START RECORDS FOR THIS TASK

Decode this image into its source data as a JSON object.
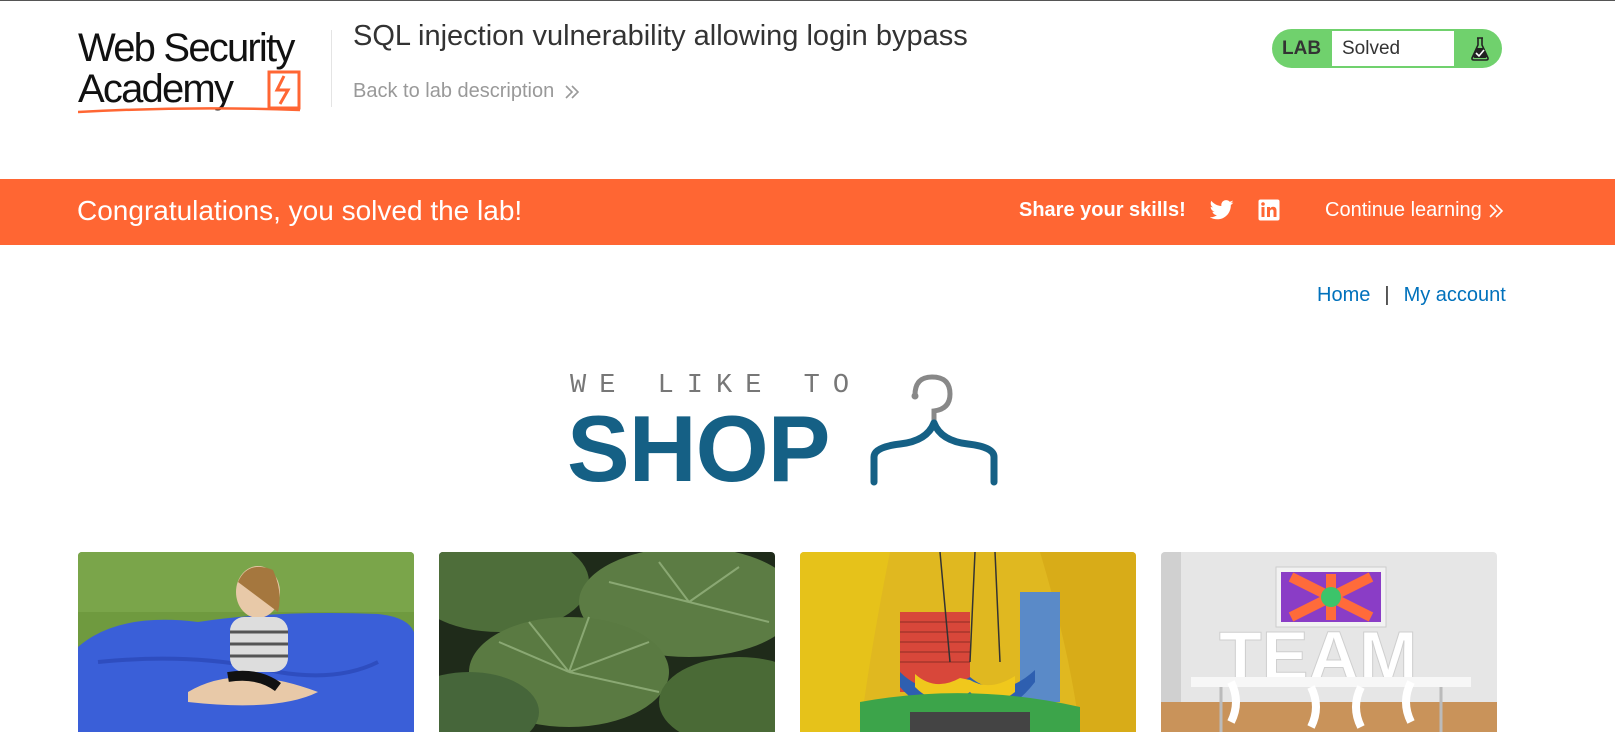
{
  "header": {
    "logo_line1": "Web Security",
    "logo_line2": "Academy",
    "lab_title": "SQL injection vulnerability allowing login bypass",
    "back_link": "Back to lab description",
    "status": {
      "tag": "LAB",
      "value": "Solved",
      "color": "#70d16d"
    }
  },
  "banner": {
    "color": "#ff6633",
    "message": "Congratulations, you solved the lab!",
    "share_label": "Share your skills!",
    "social_icons": [
      "twitter-icon",
      "linkedin-icon"
    ],
    "continue_label": "Continue learning"
  },
  "nav": {
    "home": "Home",
    "separator": "|",
    "account": "My account",
    "link_color": "#0071bc"
  },
  "shop_logo": {
    "tagline": "WE LIKE TO",
    "word": "SHOP",
    "brand_color": "#156085",
    "icon": "hanger-icon"
  },
  "products": [
    {
      "image": "girl-on-blue-beanbag"
    },
    {
      "image": "green-leaves"
    },
    {
      "image": "inflatable-playhouse"
    },
    {
      "image": "team-sign-meeting-room"
    }
  ]
}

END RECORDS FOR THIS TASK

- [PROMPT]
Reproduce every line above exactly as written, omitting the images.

- [REPLY TO THE TASK]
Decode this image into its source data as a JSON object.
{
  "header": {
    "logo_line1": "Web Security",
    "logo_line2": "Academy",
    "lab_title": "SQL injection vulnerability allowing login bypass",
    "back_link": "Back to lab description",
    "status": {
      "tag": "LAB",
      "value": "Solved",
      "color": "#70d16d"
    }
  },
  "banner": {
    "color": "#ff6633",
    "message": "Congratulations, you solved the lab!",
    "share_label": "Share your skills!",
    "social_icons": [
      "twitter-icon",
      "linkedin-icon"
    ],
    "continue_label": "Continue learning"
  },
  "nav": {
    "home": "Home",
    "separator": "|",
    "account": "My account",
    "link_color": "#0071bc"
  },
  "shop_logo": {
    "tagline": "WE LIKE TO",
    "word": "SHOP",
    "brand_color": "#156085",
    "icon": "hanger-icon"
  },
  "products": [
    {
      "image": "girl-on-blue-beanbag"
    },
    {
      "image": "green-leaves"
    },
    {
      "image": "inflatable-playhouse"
    },
    {
      "image": "team-sign-meeting-room"
    }
  ]
}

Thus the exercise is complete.